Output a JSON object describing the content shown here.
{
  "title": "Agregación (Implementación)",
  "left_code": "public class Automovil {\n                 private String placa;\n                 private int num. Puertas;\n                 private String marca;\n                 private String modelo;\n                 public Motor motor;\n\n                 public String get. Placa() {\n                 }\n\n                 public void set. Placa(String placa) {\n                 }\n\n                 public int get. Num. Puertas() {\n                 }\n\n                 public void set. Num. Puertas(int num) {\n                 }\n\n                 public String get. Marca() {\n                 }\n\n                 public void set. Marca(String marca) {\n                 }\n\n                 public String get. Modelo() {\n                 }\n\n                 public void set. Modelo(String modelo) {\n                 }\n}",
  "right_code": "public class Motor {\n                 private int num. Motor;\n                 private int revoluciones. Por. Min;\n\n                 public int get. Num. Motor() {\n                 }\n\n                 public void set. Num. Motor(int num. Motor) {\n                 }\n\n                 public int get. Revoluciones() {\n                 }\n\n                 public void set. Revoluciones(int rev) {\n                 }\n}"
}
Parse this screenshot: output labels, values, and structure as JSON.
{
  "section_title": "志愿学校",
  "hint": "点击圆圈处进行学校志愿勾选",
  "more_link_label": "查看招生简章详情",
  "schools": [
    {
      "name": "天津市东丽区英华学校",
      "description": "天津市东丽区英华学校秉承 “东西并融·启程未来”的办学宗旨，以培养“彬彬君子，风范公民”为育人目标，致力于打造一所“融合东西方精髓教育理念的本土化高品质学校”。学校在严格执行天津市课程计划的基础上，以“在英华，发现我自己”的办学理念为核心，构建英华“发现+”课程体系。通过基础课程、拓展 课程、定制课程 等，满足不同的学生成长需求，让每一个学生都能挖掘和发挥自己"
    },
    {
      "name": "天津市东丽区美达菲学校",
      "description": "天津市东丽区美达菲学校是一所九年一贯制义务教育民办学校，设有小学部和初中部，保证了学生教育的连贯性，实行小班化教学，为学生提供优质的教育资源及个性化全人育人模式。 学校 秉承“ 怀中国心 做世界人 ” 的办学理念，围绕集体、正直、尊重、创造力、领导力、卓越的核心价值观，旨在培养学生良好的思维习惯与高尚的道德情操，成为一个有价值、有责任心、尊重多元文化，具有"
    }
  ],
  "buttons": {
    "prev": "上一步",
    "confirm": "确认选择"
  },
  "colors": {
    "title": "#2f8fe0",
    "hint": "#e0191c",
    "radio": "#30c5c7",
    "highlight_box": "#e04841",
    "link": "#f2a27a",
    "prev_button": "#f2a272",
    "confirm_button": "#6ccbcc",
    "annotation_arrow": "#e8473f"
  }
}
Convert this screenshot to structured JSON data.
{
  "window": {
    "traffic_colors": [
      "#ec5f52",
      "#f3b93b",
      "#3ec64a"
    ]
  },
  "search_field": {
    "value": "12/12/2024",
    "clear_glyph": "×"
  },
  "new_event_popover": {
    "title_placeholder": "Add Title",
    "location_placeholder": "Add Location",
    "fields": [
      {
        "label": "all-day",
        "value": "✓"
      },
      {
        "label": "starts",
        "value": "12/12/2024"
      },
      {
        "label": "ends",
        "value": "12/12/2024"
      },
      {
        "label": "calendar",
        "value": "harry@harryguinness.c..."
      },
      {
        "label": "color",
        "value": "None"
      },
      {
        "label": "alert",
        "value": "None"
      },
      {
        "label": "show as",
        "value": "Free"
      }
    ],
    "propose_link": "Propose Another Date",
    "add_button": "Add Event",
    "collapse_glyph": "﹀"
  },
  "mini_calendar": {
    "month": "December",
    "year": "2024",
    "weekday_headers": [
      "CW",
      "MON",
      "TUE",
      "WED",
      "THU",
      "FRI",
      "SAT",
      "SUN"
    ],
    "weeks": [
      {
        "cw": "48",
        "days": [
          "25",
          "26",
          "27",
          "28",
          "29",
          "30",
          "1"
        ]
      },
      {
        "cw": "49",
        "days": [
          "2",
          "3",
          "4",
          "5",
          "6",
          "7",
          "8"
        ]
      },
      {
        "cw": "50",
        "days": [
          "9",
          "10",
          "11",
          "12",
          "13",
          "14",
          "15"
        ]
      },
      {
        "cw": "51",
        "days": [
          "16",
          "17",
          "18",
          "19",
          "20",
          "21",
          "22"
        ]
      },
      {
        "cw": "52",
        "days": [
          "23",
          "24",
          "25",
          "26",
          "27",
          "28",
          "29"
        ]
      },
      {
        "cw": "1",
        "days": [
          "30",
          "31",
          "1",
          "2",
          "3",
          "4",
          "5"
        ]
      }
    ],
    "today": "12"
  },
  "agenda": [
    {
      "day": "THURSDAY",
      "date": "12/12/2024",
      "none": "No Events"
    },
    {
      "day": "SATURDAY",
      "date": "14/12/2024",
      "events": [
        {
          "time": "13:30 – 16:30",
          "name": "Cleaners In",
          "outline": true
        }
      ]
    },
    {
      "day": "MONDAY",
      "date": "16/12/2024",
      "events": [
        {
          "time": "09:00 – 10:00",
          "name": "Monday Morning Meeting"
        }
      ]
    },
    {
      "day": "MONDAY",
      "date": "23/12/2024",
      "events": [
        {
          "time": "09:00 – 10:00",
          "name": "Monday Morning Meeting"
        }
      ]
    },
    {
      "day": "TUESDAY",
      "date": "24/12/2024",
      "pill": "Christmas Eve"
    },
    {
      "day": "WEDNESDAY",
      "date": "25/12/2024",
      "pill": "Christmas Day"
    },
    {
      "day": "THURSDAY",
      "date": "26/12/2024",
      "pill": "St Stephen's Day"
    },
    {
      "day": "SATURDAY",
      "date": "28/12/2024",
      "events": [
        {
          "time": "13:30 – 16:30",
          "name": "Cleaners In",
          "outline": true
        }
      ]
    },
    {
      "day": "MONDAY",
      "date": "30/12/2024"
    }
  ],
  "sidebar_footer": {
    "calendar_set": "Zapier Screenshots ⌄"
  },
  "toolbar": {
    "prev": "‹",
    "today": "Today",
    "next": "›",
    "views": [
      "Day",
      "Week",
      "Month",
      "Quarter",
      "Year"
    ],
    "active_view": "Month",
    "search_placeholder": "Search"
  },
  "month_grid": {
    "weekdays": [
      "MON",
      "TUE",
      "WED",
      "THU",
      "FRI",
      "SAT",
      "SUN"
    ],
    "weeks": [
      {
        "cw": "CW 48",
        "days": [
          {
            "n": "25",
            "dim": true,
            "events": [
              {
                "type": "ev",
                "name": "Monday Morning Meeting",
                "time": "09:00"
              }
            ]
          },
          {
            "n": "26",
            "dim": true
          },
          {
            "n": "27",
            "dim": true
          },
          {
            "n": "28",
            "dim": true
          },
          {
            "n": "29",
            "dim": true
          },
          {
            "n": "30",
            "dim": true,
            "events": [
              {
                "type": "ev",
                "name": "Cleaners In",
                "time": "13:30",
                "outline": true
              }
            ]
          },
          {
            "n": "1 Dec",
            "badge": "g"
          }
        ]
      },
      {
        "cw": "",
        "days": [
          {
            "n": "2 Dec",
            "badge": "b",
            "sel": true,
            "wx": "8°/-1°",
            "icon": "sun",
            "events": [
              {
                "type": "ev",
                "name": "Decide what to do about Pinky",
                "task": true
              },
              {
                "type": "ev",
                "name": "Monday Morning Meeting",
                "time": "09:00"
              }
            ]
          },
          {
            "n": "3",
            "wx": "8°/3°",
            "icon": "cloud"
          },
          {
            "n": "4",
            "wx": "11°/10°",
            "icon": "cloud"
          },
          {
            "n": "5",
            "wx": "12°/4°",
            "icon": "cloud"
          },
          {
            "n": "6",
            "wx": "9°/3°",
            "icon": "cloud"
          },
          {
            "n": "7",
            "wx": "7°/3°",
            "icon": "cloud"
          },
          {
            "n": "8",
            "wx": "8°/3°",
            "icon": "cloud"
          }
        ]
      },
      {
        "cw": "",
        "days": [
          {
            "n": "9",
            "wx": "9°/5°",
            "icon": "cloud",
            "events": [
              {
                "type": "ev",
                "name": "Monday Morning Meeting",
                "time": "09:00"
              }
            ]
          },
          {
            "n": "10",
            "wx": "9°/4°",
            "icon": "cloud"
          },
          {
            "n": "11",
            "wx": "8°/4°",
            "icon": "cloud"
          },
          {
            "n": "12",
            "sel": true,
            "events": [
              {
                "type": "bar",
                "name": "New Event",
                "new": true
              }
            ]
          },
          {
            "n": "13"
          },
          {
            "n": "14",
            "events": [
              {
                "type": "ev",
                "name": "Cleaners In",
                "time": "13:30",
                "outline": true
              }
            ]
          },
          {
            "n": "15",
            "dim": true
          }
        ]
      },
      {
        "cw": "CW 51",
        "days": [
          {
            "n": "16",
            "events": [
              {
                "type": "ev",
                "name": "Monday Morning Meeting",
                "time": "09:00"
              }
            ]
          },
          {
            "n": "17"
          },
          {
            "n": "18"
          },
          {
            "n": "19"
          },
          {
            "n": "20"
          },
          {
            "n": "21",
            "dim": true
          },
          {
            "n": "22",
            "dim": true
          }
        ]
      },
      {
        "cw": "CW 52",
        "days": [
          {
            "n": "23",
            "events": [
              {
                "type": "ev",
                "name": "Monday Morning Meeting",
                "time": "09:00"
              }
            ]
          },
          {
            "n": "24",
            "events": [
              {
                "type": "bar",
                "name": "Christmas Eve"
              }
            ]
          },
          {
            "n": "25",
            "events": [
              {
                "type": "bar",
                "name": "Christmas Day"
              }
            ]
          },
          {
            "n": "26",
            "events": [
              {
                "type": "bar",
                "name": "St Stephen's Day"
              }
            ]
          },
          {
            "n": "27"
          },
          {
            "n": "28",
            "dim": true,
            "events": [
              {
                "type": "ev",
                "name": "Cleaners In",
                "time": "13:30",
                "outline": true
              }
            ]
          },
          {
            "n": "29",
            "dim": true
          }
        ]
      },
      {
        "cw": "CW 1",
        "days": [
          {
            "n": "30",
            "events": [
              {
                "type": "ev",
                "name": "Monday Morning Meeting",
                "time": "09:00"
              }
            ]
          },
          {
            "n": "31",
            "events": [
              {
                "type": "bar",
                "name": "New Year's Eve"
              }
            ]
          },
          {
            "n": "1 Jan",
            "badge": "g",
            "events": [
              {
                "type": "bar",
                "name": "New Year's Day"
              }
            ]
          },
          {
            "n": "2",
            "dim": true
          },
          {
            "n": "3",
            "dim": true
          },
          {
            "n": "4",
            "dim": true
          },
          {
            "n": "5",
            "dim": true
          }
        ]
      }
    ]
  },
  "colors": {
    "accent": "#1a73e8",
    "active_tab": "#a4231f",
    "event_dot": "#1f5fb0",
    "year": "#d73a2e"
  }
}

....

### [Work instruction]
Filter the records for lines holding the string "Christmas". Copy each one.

### [Reply to the task]
      "pill": "Christmas Eve"
      "pill": "Christmas Day"
                "name": "Christmas Eve"
                "name": "Christmas Day"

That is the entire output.